## Problem description
Search the material below for the string "title" and extract each line that has it.

--*--

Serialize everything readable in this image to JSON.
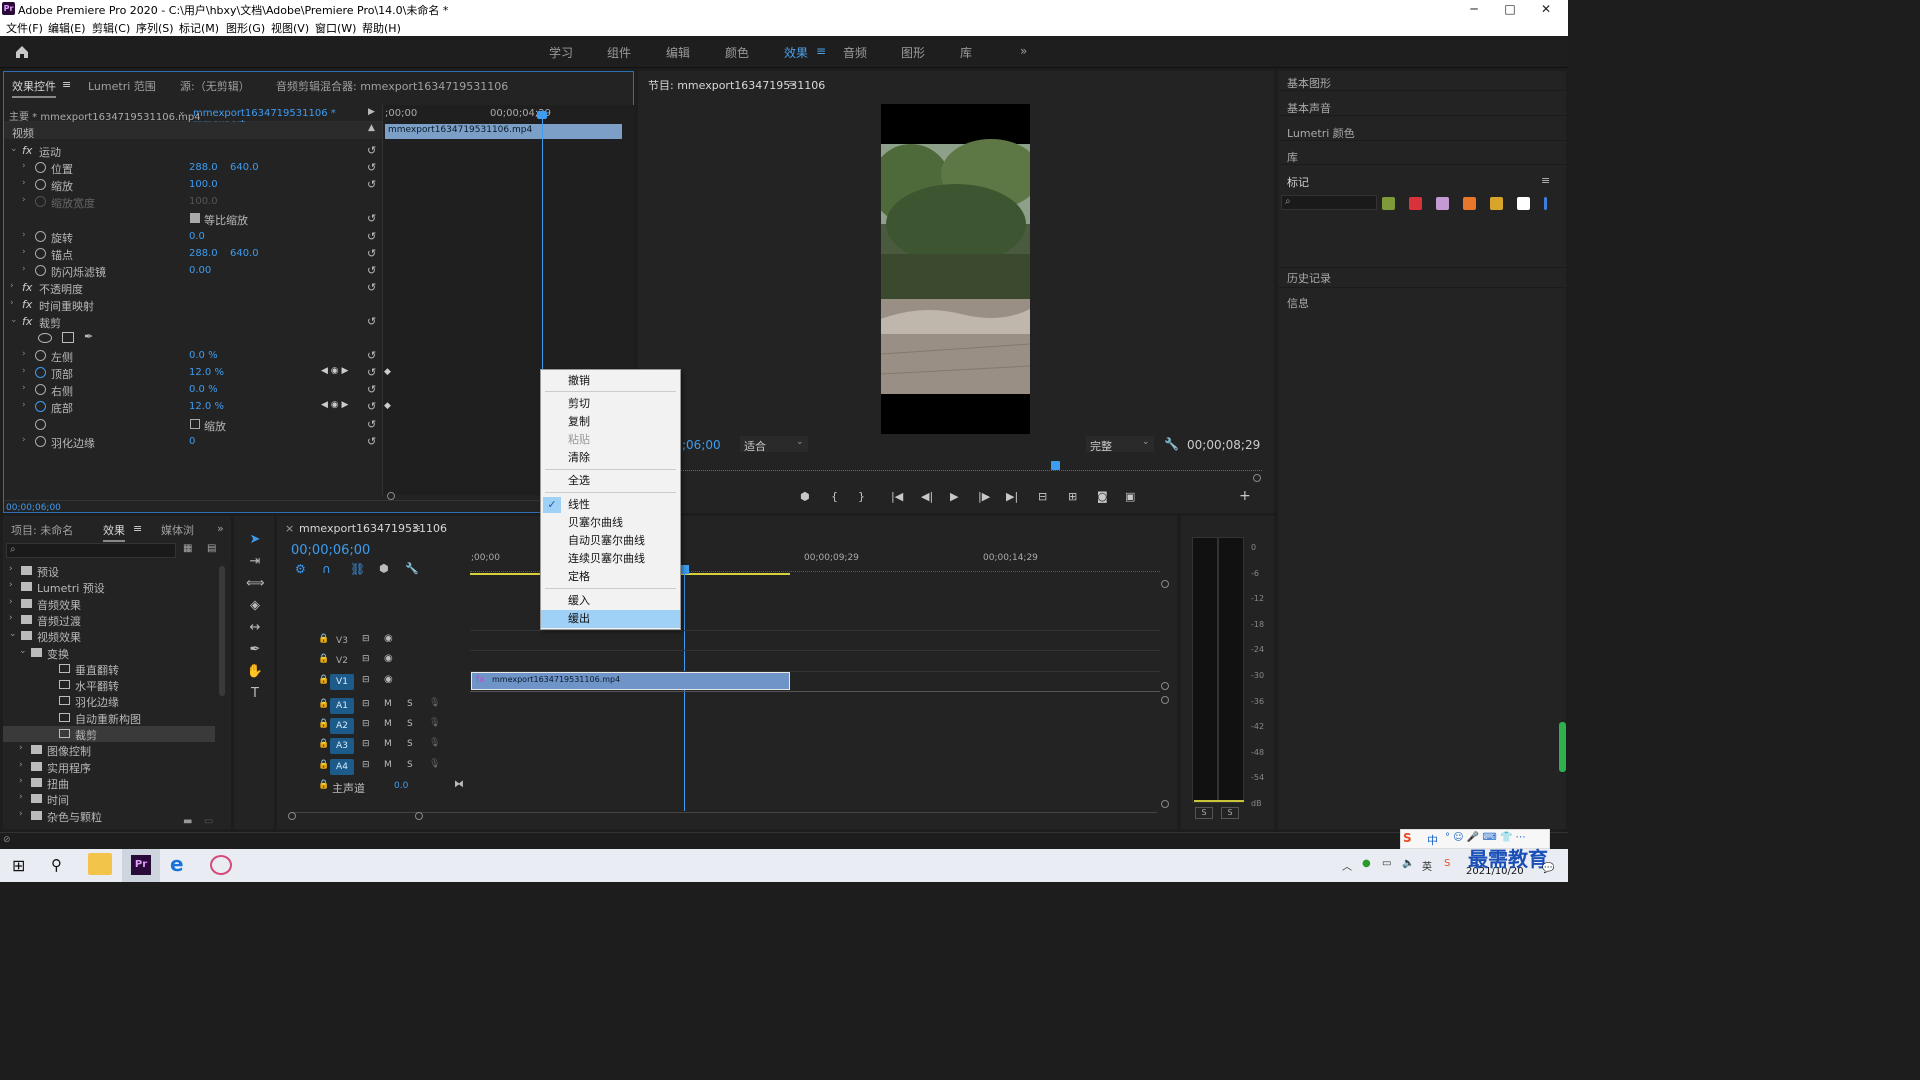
{
  "window": {
    "title": "Adobe Premiere Pro 2020 - C:\\用户\\hbxy\\文档\\Adobe\\Premiere Pro\\14.0\\未命名 *",
    "app_badge": "Pr",
    "controls": [
      "─",
      "□",
      "✕"
    ]
  },
  "menu": [
    "文件(F)",
    "编辑(E)",
    "剪辑(C)",
    "序列(S)",
    "标记(M)",
    "图形(G)",
    "视图(V)",
    "窗口(W)",
    "帮助(H)"
  ],
  "workspaces": [
    "学习",
    "组件",
    "编辑",
    "颜色",
    "效果",
    "音频",
    "图形",
    "库"
  ],
  "active_workspace": "效果",
  "effect_controls": {
    "tabs": [
      "效果控件",
      "Lumetri 范围",
      "源:（无剪辑）",
      "音频剪辑混合器: mmexport1634719531106"
    ],
    "source_label": "主要 * mmexport1634719531106.mp4",
    "sequence_label": "mmexport1634719531106 * mmexport...",
    "time_start": ";00;00",
    "time_mid": "00;00;04;29",
    "clip_name": "mmexport1634719531106.mp4",
    "section_video": "视频",
    "current_time": "00;00;06;00",
    "rows": [
      {
        "label": "运动",
        "fx": true
      },
      {
        "label": "位置",
        "v1": "288.0",
        "v2": "640.0"
      },
      {
        "label": "缩放",
        "v1": "100.0"
      },
      {
        "label": "缩放宽度",
        "v1": "100.0",
        "disabled": true
      },
      {
        "label": "等比缩放",
        "checkbox": true
      },
      {
        "label": "旋转",
        "v1": "0.0"
      },
      {
        "label": "锚点",
        "v1": "288.0",
        "v2": "640.0"
      },
      {
        "label": "防闪烁滤镜",
        "v1": "0.00"
      },
      {
        "label": "不透明度",
        "fx": true
      },
      {
        "label": "时间重映射",
        "fx": true
      },
      {
        "label": "裁剪",
        "fx": true
      },
      {
        "label": "左侧",
        "v1": "0.0 %"
      },
      {
        "label": "顶部",
        "v1": "12.0 %",
        "keyed": true
      },
      {
        "label": "右侧",
        "v1": "0.0 %"
      },
      {
        "label": "底部",
        "v1": "12.0 %",
        "keyed": true
      },
      {
        "label": "缩放",
        "checkbox": true,
        "unchecked": true
      },
      {
        "label": "羽化边缘",
        "v1": "0"
      }
    ]
  },
  "program": {
    "title": "节目: mmexport1634719531106",
    "timecode": ";06;00",
    "fit": "适合",
    "quality": "完整",
    "duration": "00;00;08;29"
  },
  "context_menu": {
    "items": [
      {
        "label": "撤销"
      },
      {
        "label": "剪切"
      },
      {
        "label": "复制"
      },
      {
        "label": "粘贴",
        "disabled": true
      },
      {
        "label": "清除"
      },
      {
        "label": "全选"
      },
      {
        "label": "线性",
        "checked": true
      },
      {
        "label": "贝塞尔曲线"
      },
      {
        "label": "自动贝塞尔曲线"
      },
      {
        "label": "连续贝塞尔曲线"
      },
      {
        "label": "定格"
      },
      {
        "label": "缓入"
      },
      {
        "label": "缓出",
        "highlighted": true
      }
    ]
  },
  "right_panels": {
    "items": [
      "基本图形",
      "基本声音",
      "Lumetri 颜色",
      "库",
      "标记",
      "历史记录",
      "信息"
    ],
    "marker_colors": [
      "#7f9a3a",
      "#d9323a",
      "#c49ad3",
      "#e8772c",
      "#d8a52c",
      "#ffffff",
      "#3c7ee0"
    ]
  },
  "project": {
    "tabs": [
      "项目: 未命名",
      "效果",
      "媒体浏"
    ],
    "tree": [
      {
        "label": "预设",
        "level": 0,
        "type": "folder"
      },
      {
        "label": "Lumetri 预设",
        "level": 0,
        "type": "folder"
      },
      {
        "label": "音频效果",
        "level": 0,
        "type": "folder"
      },
      {
        "label": "音频过渡",
        "level": 0,
        "type": "folder"
      },
      {
        "label": "视频效果",
        "level": 0,
        "type": "folder",
        "open": true
      },
      {
        "label": "变换",
        "level": 1,
        "type": "folder",
        "open": true
      },
      {
        "label": "垂直翻转",
        "level": 2,
        "type": "fx"
      },
      {
        "label": "水平翻转",
        "level": 2,
        "type": "fx"
      },
      {
        "label": "羽化边缘",
        "level": 2,
        "type": "fx"
      },
      {
        "label": "自动重新构图",
        "level": 2,
        "type": "fx"
      },
      {
        "label": "裁剪",
        "level": 2,
        "type": "fx",
        "selected": true
      },
      {
        "label": "图像控制",
        "level": 1,
        "type": "folder"
      },
      {
        "label": "实用程序",
        "level": 1,
        "type": "folder"
      },
      {
        "label": "扭曲",
        "level": 1,
        "type": "folder"
      },
      {
        "label": "时间",
        "level": 1,
        "type": "folder"
      },
      {
        "label": "杂色与颗粒",
        "level": 1,
        "type": "folder"
      }
    ]
  },
  "timeline": {
    "title": "mmexport1634719531106",
    "timecode": "00;00;06;00",
    "ruler": [
      ";00;00",
      "00;00;09;29",
      "00;00;14;29"
    ],
    "video_tracks": [
      "V3",
      "V2",
      "V1"
    ],
    "audio_tracks": [
      "A1",
      "A2",
      "A3",
      "A4"
    ],
    "master_label": "主声道",
    "master_value": "0.0",
    "clip_name": "mmexport1634719531106.mp4",
    "mute_label": "M",
    "solo_label": "S"
  },
  "meter": {
    "ticks": [
      "0",
      "-6",
      "-12",
      "-18",
      "-24",
      "-30",
      "-36",
      "-42",
      "-48",
      "-54",
      "dB"
    ],
    "solo_buttons": [
      "S",
      "S"
    ]
  },
  "taskbar": {
    "ime": "中",
    "time": "2021/10/20",
    "watermark": "最需教育"
  }
}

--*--

## Exercise result
    "title": "Adobe Premiere Pro 2020 - C:\\用户\\hbxy\\文档\\Adobe\\Premiere Pro\\14.0\\未命名 *",
    "title": "节目: mmexport1634719531106",
    "title": "mmexport1634719531106",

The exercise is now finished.